What do you picture when you hear the words climate change? A melting ice cap? Rising oceans? Plumes of polluting smoke? Or, perhaps, a polar bear?
The polar bear has been absorbed into the iconography of climate change. It’s the fluffy face that gets slapped on complex discussions about emissions and greenhouse gases. In Powder Keg’s new show, that familiar image – the plaintive polar bear on its ever-shrinking patch of ice – is deconstructed. Powder Keg and all those photographs of polar bears are essentially trying to do the same thing: provoke an emotional reaction to climate change that might be more powerful than the intellectual responses that so often lead to despair and paralysis. To have that impact, though, Bears tries first to strip away what we think of when we think about climate change.
Climate change theatre tends to be wordy. It’s all debate and statistics and characters agonising out loud about their responsibility towards the planet. Bears, by contrast, is completely wordless. It’s a refreshing shift in approach – a break from the overwhelming barrage of facts that tends to accompany conversations about the climate. Because the thing is, we know the facts, more or less. We know the headline, at least: human-caused climate change is warming the planet at an alarming rate and if we don’t do something about it we’re all fucked.
Bears doesn’t tell us any of this. It abandons facts and figures for something more visceral than educational. The bears of its title are performers Ross McCaffrey, Hannah Mook and Jake Walton, all dressed in ragged, patchwork polar bear costumes. Sometimes they behave like animals, sniffing the air and pawing at the ground. Sometimes they behave like humans, dousing themselves in deodorants and elaborately setting the table for dinner. Sometimes they’re a little bit of both.
We watch these bears as they… well, I’m not always entirely sure what they’re doing. It takes a while to sync in with the show, settle into its rhythm and get used to its lack of dialogue. And even then, much about it remains mildly bewildering. At first, we seem to be watching scenes of domestic preening and territorial struggle. McCaffrey and Mook are a couple tending carefully to themselves and their home, while a starving and desperate outsider (Walton) looks on enviously. Eventually, tentatively, they welcome him and share their food and drink. But when he gobbles down a whole KitKat from their limited supply, their hospitality begins to turn sour.
As the show goes on, things increasingly fall apart. Detritus – plastic bottles, food wrappers – piles up on the stage. The ‘bears’ begin attacking the set, tearing it apart bit by bit. Xavier Velastin’s brilliantly unsettling sound design rumbles underneath throughout, rising from a dull hum to a furious roar. The escalating destruction, while not explicitly ‘about’ climate change, evokes many of the ways we humans are destroying our planet: the rubbish, the plastic, the careless devastation of our surroundings. In one startling moment, the lights all go out with a shower of sparks. In another, Mook’s twinkling garland of fairy lights becomes an enclosing cord from which she struggles to break free.
Theatrically, it’s ambitious, and it’s great to see how the support of the Royal Exchange’s Hodgkiss Award has pushed Powder Keg to challenge themselves.
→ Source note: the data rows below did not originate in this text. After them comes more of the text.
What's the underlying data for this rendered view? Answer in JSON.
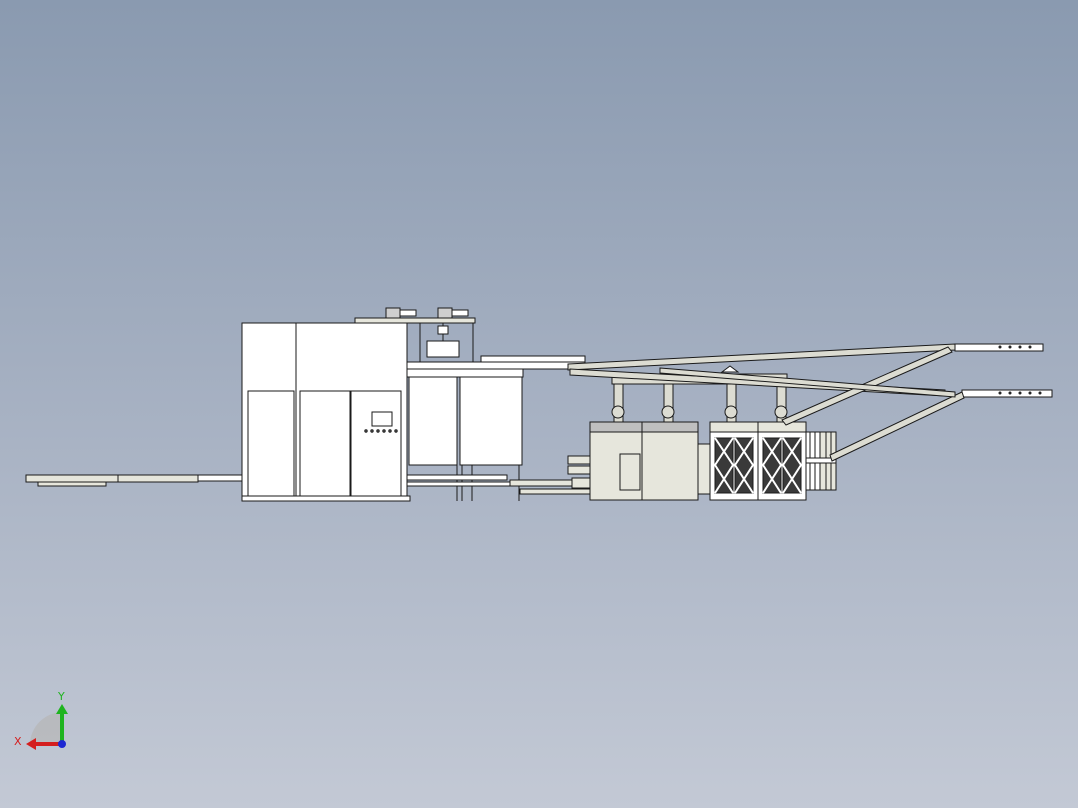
{
  "viewport": {
    "background_top": "#8a9ab0",
    "background_bottom": "#c3c9d5"
  },
  "model": {
    "line_color": "#1a1a1a",
    "panel_fill": "#ffffff",
    "accent_fill": "#e6e6dc",
    "duct_fill": "#dcdcd2"
  },
  "triad": {
    "x_label": "X",
    "y_label": "Y",
    "x_color": "#d41e1e",
    "y_color": "#1fb41f",
    "z_color": "#1e28d2"
  }
}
It’s a real step up in many ways from their previous show Morale is High (Since We Gave Up Hope), with some inspired use of design, sound and lighting. It’s also worth noting that the set is constructed from recycled materials and the company have made an effort throughout the creation of the show to minimise their impact on the environment as much as possible. Too often, theatre is happy to talk the talk but less willing to assess its own carbon footprint.
I’m not sure, though, how much Bears has changed the way I feel about climate change. Because that’s what it seems to be trying to do: shift conversations about climate change from the mind (which is so very good at compartmentalising and ignoring existential fears) to the gut. But except in a few stunning moments, I don’t find myself affected in the way this show seems to be striving for. I’m as scared and anxious and angry about climate change when I come out as when I went in. I don’t really feel as though I’ve learnt or felt anything particularly new.
It all contributes to a vague hunch I have about climate change theatre. There’s something about the dramaturgy of environmental crisis – the terrifying acceleration towards a catastrophic but still unknown future – that seems to resist theatrical treatment. Too often we end up with an overload of information, a nihilistic statement of doom, or an over-optimistic message of hope and change. Bears boldly breaks the mould of theatrical treatments of climate change, but it’s not clear what it ultimately achieves in addressing this subject matter. The question of how (or if) theatre can inspire a change in our collective attitude towards the planet remains open.
Bears was on at the Royal Exchange in Manchester. Click here for more details.